## The data

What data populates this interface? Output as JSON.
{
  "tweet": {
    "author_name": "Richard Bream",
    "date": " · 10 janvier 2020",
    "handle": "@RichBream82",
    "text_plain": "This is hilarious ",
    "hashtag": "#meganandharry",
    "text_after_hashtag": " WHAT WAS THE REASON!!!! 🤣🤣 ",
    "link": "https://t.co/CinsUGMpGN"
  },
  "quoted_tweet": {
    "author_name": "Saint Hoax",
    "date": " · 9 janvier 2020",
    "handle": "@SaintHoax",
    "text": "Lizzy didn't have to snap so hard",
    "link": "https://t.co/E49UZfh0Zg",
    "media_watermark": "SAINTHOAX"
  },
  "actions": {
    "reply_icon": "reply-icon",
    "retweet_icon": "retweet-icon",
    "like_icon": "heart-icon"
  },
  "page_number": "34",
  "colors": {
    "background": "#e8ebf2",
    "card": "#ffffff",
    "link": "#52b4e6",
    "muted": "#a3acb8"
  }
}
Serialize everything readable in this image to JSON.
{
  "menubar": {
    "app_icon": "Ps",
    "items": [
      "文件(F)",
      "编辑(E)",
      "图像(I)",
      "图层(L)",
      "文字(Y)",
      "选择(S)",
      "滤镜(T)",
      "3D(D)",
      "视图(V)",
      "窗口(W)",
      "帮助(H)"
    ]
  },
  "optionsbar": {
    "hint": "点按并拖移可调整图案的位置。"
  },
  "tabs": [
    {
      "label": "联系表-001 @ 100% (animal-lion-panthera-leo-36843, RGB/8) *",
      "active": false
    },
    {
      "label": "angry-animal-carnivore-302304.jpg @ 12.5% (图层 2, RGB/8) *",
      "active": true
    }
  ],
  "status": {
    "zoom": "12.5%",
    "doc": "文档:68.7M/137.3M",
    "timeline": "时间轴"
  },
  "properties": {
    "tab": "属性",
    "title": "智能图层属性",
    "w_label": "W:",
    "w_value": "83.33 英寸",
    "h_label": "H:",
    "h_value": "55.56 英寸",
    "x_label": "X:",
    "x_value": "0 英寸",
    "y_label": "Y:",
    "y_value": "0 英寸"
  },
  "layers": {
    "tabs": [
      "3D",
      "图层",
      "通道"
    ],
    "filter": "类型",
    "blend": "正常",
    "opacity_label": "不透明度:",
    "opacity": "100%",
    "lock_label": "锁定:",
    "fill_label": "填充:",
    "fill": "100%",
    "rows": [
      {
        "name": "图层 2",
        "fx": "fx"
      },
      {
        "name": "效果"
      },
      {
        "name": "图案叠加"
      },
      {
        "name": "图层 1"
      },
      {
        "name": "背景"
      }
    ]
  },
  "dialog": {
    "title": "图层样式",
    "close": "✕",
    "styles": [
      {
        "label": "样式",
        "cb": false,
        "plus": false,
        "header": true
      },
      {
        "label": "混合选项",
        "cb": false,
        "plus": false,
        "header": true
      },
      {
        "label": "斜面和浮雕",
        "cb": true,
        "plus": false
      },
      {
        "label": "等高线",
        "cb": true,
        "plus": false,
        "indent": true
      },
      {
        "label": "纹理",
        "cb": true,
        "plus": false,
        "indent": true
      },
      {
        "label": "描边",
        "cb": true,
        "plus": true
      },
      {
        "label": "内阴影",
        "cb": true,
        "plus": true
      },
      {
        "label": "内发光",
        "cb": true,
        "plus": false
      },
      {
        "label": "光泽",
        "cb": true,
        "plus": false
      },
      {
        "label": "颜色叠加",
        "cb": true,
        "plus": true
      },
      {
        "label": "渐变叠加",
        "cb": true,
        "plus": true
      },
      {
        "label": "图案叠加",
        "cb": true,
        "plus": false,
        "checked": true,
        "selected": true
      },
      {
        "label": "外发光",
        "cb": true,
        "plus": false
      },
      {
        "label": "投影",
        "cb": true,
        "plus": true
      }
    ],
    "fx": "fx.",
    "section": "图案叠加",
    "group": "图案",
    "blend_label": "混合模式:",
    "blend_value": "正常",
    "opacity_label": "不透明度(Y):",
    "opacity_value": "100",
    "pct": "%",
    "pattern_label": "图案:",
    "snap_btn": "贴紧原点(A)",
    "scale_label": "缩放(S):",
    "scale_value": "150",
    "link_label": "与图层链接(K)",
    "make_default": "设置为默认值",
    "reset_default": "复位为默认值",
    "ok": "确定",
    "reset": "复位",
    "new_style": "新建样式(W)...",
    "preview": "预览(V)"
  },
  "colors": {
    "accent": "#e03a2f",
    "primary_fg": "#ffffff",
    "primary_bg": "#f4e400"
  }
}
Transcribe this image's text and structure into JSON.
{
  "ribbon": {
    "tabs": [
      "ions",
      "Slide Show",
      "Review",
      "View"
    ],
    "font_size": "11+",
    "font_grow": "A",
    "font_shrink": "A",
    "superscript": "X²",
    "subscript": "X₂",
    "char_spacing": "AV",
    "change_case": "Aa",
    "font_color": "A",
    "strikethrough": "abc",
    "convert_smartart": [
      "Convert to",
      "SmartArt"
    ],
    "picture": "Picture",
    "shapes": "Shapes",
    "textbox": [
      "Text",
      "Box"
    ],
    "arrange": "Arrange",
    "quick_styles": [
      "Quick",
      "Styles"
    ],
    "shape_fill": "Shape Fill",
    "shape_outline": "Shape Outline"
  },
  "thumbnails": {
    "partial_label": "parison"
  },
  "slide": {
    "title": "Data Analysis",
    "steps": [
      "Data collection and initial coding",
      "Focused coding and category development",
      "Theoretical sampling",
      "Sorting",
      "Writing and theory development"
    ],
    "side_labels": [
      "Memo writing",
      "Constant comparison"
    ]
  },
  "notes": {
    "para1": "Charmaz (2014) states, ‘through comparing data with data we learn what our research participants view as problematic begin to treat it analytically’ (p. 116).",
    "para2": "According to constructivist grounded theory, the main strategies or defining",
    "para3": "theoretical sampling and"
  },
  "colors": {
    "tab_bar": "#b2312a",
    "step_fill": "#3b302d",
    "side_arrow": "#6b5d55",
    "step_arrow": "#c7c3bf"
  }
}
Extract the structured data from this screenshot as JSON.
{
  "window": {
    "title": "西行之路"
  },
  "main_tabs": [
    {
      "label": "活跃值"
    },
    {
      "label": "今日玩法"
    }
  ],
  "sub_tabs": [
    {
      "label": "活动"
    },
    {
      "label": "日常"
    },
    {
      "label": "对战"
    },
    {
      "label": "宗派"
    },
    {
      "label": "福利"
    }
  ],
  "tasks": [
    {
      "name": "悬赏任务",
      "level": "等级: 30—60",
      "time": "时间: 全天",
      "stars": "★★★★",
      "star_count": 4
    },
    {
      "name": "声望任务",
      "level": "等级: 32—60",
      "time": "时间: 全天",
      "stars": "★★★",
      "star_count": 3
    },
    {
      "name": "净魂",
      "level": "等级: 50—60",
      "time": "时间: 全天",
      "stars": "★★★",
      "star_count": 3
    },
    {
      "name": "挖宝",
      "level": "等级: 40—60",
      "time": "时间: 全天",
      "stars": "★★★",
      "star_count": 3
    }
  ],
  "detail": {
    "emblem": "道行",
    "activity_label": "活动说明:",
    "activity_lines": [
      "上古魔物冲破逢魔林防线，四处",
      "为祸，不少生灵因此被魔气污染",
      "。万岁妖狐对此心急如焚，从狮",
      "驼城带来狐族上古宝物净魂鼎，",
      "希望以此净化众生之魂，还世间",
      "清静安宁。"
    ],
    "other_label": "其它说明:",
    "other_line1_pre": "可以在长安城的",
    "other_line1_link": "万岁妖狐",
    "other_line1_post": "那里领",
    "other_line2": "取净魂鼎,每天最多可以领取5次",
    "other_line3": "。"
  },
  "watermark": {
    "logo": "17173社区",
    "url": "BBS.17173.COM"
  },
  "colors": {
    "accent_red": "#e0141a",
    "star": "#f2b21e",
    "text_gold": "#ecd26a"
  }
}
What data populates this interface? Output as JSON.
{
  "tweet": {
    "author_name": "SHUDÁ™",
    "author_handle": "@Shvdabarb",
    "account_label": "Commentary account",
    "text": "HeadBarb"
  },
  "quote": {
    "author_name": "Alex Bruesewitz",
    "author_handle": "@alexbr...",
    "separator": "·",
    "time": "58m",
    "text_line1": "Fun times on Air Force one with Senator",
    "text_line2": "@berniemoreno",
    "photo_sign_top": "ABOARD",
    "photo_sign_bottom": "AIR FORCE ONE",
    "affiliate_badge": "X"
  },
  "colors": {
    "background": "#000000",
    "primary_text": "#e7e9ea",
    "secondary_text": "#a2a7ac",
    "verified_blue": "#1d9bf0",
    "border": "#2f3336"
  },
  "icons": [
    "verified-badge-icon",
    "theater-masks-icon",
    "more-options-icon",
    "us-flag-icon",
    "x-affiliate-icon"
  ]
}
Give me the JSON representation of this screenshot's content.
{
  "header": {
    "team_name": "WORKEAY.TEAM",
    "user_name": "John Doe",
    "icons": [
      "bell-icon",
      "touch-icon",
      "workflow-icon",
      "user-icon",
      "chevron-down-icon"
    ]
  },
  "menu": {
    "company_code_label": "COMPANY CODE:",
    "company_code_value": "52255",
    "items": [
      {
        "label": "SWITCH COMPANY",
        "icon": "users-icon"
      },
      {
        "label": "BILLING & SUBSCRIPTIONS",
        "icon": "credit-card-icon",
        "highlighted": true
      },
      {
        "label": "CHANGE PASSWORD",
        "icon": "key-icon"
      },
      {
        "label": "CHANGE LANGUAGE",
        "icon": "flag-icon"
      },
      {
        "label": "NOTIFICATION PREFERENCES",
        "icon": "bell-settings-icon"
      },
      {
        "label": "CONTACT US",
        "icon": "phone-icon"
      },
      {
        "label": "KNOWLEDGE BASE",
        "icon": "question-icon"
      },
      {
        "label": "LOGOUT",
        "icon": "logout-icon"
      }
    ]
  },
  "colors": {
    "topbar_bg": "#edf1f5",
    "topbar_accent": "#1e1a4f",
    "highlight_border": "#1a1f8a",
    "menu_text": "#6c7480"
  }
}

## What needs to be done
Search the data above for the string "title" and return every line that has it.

## Response
    "title": "智能图层属性",
    "title": "图层样式",
    "title": "Data Analysis",
    "title": "西行之路"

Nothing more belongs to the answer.